App and web page records
──────

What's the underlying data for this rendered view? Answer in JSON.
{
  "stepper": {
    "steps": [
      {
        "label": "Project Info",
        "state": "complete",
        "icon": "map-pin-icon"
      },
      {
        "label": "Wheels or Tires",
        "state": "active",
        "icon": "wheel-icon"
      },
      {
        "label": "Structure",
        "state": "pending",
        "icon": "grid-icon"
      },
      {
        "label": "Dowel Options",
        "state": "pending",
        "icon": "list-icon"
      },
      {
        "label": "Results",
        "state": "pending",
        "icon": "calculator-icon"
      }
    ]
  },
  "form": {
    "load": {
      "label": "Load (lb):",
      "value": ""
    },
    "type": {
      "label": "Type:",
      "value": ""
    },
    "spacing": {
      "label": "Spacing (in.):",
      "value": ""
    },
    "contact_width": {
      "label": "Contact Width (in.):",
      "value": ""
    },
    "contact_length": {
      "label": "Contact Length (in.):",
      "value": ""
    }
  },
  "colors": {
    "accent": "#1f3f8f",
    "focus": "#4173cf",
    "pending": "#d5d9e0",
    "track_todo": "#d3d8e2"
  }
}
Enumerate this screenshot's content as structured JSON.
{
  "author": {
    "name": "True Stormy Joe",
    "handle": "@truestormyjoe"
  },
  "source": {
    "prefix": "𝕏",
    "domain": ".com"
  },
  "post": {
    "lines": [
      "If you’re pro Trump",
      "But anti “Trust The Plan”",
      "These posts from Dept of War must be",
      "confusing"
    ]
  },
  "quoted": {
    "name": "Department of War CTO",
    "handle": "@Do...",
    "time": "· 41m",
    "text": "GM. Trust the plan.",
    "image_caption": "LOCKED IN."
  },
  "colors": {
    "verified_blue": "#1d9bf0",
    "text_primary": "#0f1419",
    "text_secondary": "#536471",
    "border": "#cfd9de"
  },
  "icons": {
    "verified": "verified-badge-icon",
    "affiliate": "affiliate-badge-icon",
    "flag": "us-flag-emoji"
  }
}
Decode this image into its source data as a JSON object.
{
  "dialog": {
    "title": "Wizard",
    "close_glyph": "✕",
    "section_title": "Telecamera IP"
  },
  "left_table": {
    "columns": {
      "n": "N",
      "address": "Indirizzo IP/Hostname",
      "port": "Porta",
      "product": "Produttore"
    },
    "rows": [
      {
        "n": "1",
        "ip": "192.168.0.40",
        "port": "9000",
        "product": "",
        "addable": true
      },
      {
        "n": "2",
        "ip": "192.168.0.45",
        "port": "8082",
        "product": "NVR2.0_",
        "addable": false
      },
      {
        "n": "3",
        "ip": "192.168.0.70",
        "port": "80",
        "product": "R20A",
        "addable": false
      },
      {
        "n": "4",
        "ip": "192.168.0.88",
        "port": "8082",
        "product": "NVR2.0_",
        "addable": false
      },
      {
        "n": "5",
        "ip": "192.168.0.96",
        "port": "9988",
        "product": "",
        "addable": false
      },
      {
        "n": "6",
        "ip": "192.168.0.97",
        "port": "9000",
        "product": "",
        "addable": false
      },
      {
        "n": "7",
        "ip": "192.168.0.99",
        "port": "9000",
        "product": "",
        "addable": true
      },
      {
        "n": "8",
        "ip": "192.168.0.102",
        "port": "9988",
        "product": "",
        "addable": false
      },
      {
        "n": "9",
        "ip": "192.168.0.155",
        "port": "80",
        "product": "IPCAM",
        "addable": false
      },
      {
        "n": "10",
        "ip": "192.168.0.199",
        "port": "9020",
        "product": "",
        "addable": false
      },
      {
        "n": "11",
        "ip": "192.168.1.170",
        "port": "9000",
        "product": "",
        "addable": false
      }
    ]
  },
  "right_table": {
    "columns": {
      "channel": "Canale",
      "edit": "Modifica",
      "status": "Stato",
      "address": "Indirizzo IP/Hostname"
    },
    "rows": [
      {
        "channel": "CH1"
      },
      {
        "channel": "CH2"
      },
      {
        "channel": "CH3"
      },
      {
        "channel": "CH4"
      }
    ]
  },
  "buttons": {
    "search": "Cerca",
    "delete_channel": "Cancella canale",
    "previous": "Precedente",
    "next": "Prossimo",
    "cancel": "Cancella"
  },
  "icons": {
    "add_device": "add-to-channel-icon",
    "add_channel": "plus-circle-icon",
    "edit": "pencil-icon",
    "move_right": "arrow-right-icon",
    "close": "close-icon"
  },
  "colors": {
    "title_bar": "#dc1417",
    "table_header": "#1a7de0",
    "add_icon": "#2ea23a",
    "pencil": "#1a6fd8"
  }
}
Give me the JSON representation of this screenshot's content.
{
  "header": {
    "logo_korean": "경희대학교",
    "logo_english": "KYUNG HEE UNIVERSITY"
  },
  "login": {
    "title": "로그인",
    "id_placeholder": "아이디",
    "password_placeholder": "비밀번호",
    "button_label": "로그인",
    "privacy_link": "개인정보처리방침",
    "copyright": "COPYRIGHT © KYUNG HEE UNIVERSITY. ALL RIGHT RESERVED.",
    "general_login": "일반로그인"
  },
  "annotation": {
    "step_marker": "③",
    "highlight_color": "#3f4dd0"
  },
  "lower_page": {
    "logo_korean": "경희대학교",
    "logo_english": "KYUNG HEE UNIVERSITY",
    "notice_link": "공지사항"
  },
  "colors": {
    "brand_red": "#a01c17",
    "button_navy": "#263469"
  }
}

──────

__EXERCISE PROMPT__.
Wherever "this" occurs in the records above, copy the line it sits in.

__THE COMPLETED TASK__.
What's the underlying data for this rendered view? Answer in JSON.
Enumerate this screenshot's content as structured JSON.
Decode this image into its source data as a JSON object.
Give me the JSON representation of this screenshot's content.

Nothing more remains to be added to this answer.